A short wait, a drive out-of-town and up into the hills, and we had made it, despite the self-inflicted hiccups and due in large part to the kindness of Brian and Wife of Brian, to the villa. And, more importantly, to Vanessa, Steve, and their beautiful boy, Jonty.


28th of July

I am sitting in the dining/lounge/kitchen space of the villa — the upstairs one, there’s another downstairs. The house is quiet, the ten other inhabitants still sleeping.

It has been nice to stop. The villa is about a twenty-minute drive out-of-town and up into the hills, and the only way in and out is via the car Steve hired. The car seats five and as there are eleven of us. It means, in a sense, we’re trapped here. I know this sounds like a plot for a horror film (and yes, we’ve taken guesses at who the murderer could be — my bet’s on Jonty), but it is, in fact, perfect.

There’s always that onus while travelling to keep moving, keep seeing, keep experiencing, because you probably won’t be back and you have to get your money’s worth. It’s hard to shake because there’s a certain amount of truth to it, which is why enforced idleness in an Italian villa is perfect. With nowhere else to be, I’m forced to stop and just enjoy where I am. To sit and while away hours talking with my companions. To read, to write, to swim, to rest. It’s sickening, I know.



(Pictured: Dom and Nikki soaking in the Italian summer. And beer. Nikki’s on the left)

And where I am is beautiful. Yesterday Dom and I went for a run through the hills, trotting down narrow tree-lined paths and emerging on one curving edge of a hill over-looking a collection of old buildings (and when I say old, I mean older than any other building in all of Australia), and a ruin of what appeared to be an ancient wall, high and thick, that must have once ringed the tiny township. The valley of the Umbria countryside spread out to the horizon, a patchwork of fields and olive groves.

While running though the forested hills, it was easy to forget that I was in another country and not simply going for a jog in the Australian bush. What brought it home to me the most was the smells. The fresh odour of the tree sap, the spice of the pollen, told my senses that this was not home, that this decidedly foreign.

The only detraction to the run was the horse flies that rose in their hundreds, eager to greet us. Running through the copse, I felt like a car with insects perpetually slapping my windscreen, only in this simile the windscreen is my face. In the end, Dom and I ran with hands constantly moving, battling our way through the cloud of bugs. It was a small price to pay.

Today Nikki, Dom and I intend to retrace our steps and see if we can find our way down to the ruin of the wall. I’ll report back on the success of the mission.

I can hear movement downstairs and the querying question from Jonty of “Ball?”, so I think I’ll go say good morning.

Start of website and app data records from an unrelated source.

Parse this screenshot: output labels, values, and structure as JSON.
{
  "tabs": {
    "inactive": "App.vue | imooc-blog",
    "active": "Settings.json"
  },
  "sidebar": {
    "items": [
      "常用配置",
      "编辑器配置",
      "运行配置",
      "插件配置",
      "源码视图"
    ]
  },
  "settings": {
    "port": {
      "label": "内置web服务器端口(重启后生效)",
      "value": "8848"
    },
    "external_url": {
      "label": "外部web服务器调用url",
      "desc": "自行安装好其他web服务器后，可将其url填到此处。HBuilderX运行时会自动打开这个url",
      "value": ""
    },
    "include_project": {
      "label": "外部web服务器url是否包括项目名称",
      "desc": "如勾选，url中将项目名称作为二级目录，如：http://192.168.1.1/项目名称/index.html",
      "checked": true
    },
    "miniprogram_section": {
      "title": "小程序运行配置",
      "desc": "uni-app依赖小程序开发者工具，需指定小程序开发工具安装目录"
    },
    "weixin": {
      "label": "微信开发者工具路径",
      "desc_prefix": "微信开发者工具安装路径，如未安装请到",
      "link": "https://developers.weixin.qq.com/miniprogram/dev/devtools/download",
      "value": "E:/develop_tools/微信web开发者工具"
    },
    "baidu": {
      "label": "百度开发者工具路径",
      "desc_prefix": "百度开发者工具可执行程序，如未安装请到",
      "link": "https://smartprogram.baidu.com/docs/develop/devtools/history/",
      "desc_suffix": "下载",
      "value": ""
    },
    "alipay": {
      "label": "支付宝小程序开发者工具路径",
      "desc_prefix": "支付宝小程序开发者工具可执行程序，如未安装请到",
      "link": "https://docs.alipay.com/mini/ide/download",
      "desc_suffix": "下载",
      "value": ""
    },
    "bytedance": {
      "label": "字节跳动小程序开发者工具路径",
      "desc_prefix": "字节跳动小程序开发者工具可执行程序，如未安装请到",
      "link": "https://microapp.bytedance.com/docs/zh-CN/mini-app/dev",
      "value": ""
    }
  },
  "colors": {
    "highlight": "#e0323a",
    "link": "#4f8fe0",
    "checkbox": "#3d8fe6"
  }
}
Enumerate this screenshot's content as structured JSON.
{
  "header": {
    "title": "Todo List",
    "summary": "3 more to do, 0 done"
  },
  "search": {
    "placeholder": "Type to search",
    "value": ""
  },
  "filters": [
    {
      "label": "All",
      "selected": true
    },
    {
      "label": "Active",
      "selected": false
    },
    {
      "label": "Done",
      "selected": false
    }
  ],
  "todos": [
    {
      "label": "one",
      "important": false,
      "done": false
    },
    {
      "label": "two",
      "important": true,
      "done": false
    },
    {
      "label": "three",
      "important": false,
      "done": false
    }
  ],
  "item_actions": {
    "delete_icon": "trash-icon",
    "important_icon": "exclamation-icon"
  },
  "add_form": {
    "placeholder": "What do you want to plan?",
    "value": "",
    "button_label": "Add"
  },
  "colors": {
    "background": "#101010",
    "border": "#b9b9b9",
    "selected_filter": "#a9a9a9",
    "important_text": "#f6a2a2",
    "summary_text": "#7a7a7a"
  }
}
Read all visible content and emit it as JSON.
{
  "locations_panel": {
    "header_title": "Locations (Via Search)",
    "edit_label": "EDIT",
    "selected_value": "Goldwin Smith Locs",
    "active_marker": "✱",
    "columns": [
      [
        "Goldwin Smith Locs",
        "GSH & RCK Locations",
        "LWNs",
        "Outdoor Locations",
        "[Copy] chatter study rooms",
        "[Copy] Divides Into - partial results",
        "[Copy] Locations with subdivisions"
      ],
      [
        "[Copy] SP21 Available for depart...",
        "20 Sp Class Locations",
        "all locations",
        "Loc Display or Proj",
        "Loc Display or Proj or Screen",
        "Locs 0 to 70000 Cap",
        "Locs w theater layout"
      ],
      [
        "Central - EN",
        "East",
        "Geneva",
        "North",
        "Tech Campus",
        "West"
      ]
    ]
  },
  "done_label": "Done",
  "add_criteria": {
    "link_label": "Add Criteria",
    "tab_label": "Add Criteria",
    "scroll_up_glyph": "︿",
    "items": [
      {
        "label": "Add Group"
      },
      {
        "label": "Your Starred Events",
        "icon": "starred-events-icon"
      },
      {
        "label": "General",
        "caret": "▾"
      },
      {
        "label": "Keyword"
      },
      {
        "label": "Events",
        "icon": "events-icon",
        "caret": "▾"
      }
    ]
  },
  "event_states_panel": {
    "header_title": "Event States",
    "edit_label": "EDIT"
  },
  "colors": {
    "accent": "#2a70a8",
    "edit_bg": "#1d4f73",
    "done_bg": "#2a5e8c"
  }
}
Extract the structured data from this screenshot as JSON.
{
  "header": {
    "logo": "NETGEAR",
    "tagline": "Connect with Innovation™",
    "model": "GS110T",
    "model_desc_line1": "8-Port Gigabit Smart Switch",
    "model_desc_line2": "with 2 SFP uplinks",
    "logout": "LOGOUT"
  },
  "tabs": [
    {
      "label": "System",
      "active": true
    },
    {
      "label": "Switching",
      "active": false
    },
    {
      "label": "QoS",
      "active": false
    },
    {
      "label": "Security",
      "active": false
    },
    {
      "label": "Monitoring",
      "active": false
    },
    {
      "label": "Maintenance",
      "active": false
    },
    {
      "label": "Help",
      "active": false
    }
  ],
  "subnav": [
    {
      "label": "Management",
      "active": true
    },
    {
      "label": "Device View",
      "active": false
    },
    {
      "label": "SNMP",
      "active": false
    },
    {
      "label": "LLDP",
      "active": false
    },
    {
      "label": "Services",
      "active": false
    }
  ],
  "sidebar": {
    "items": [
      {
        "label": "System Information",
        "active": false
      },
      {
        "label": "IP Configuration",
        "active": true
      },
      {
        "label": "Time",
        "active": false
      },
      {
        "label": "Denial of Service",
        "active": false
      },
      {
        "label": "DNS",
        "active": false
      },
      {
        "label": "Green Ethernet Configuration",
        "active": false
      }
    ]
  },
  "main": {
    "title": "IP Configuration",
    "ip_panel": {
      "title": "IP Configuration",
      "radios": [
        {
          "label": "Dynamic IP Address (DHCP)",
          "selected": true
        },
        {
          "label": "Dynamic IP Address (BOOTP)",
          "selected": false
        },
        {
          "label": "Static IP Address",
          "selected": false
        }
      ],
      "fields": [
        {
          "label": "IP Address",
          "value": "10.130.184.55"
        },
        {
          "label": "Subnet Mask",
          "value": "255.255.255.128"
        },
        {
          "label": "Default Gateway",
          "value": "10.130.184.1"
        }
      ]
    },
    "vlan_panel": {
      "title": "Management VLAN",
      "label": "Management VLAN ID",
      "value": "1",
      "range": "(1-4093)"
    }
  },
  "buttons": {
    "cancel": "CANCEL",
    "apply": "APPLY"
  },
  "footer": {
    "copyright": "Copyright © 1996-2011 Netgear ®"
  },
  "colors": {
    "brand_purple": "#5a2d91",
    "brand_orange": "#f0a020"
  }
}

DISCLAIMER: I’ve been alerted by a friend that I’ve never actually stipulated who my travelling companions, Dom and Nikki, are in relation to me, and that this is causing some confusion. Dom is my cousin (on my Dad’s side, for those playing at home) and Nikki is his girlfriend, and my friend.

They have their own blog, which details their incredible journey before meeting up with me, as well as parallel tales of our recent travels, if that’s your sort of thing. It a great read, and can be found here.